fashion and sexism

Fashion & Sexism

Article by Omina Jewel

Dressing has been gendered for years as people are required by society to dress their parts, parts which are given to us based on the gender binary. Which are male and female. To have a prosperous society, I agree that some rules have to be adhered to by everyone in order to maintain the peace and culture. However, the problem comes in when a particular set of people are more policed, scrutinized and micro managed than others. For women fashion and dressing has always been more than just clothes.

The saying,’ dress how you want to be addressed,’ has been used by society for years to justify the sexual harassment of women in public spaces. The moment the question, ‘how was she dressed?’ is asked, there’s already a problem. As it means we are holding one party accountable for the actions of another. This policing can also be seen when female politicians are scrutinized on what they are wearing on an appearance or debate and male politicians aren’t.

What does not help is the fact that fashion trends for women are mainly prescribed from a male centric lens that does not take into account their needs or comforts but how they appeal and cater to male needs and the male gaze. When most dictators of fashion are heterosexual men, only the gender binary is taken into consideration, women and girls are restricted to certain dress rules at homes, schools and at the work place. How is it that out of the fifty major fashion brands only 14% are run by women. This gap alone tells us who has the final say when it comes to fashion. When women don’t comply to unrealistic standards of fashion they are at risk of being referred to with phrases such as, ‘she let herself go, she’s looking for male attention and validation, her dress was simply asking for it.’
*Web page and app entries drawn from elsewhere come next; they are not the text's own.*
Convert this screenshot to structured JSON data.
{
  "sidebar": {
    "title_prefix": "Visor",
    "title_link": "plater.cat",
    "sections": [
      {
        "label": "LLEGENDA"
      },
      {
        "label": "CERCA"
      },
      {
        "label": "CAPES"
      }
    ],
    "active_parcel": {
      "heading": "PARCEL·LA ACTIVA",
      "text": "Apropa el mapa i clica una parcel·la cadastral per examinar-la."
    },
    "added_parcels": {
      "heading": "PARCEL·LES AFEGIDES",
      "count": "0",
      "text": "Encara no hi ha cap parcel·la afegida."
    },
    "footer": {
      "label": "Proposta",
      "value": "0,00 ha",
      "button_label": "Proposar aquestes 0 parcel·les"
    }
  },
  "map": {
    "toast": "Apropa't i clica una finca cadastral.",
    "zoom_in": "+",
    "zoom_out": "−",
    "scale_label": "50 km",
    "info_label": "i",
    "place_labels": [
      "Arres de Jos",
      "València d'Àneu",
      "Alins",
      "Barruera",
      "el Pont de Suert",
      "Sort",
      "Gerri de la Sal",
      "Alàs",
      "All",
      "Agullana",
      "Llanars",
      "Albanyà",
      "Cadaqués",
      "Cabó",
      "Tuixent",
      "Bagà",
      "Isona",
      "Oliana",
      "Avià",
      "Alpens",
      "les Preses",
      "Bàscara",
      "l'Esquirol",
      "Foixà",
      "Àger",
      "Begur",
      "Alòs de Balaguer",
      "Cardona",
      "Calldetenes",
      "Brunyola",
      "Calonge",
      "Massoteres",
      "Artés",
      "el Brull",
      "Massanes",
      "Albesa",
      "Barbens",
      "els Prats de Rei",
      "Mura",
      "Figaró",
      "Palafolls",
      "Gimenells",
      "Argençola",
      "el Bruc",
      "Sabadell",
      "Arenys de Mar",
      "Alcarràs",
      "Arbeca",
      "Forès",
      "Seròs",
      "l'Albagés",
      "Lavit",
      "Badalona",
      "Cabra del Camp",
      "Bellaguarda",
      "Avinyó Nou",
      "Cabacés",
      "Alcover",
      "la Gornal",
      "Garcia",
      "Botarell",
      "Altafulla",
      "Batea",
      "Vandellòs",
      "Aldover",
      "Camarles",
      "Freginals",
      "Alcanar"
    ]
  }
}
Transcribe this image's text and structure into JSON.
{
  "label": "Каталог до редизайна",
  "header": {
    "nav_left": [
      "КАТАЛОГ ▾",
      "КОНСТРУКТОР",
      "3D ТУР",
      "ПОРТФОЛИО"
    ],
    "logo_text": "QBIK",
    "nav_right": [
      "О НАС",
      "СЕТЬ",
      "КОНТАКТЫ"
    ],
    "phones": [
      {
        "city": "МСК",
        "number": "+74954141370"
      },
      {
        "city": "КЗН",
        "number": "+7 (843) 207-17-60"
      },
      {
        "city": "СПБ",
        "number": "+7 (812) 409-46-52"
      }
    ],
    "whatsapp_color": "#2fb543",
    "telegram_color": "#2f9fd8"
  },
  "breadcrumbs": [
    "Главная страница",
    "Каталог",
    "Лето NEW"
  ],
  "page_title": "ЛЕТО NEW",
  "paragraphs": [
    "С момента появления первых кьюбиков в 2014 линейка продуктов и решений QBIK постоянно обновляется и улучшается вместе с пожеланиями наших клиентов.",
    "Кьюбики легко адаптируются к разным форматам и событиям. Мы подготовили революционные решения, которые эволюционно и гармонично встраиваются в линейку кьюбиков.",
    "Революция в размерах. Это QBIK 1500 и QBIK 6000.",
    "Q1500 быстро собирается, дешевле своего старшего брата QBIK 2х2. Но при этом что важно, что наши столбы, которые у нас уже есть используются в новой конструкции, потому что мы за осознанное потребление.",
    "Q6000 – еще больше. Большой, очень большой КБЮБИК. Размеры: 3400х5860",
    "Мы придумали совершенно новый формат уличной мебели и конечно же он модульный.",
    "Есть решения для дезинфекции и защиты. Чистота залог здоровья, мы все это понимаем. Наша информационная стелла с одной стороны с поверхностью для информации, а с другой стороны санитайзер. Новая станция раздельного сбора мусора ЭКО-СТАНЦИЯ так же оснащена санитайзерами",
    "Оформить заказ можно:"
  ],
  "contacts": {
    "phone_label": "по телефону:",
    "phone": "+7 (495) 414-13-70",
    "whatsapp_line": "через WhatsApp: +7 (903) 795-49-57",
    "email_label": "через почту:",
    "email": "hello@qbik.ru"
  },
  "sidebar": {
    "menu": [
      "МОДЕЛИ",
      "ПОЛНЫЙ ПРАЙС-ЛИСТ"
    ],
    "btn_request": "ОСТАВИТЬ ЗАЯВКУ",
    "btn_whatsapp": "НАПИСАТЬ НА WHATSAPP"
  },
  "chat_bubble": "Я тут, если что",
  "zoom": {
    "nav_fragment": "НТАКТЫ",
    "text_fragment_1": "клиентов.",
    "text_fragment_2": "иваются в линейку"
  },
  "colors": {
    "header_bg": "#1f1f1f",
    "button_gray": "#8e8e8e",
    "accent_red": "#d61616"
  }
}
In order to see how fashion can be used as a tool of politics, oppression and sexism have in mind the psychology behind the suffragette uniform, prisoners uniform and what Jews during the holocaust were required to wear by the Hitler regime. Clothes are never just clothes when one group with power is creating the rules and another has to oblige to them voluntarily or not.

When it comes to dress codes in institutions they need to re-examine it to ensure that they are reasonable and equal and their policies cut across all genders without being sexist and sexualizing basic female anatomy such as collarbones and knees. As a society we also need to kill the myth that men are simply just sexual beings who are triggered by the slightest show of skin. This is unfair to them as it is not an accurate representation of the gender as a whole and it enforces the belief that masculinity and hyper sexuality are a mutual concept. Women cannot be truly free when their basic freedom of expression is hindered by outdated misogynistic beliefs.


Share on facebook
Share on twitter
Share on linkedin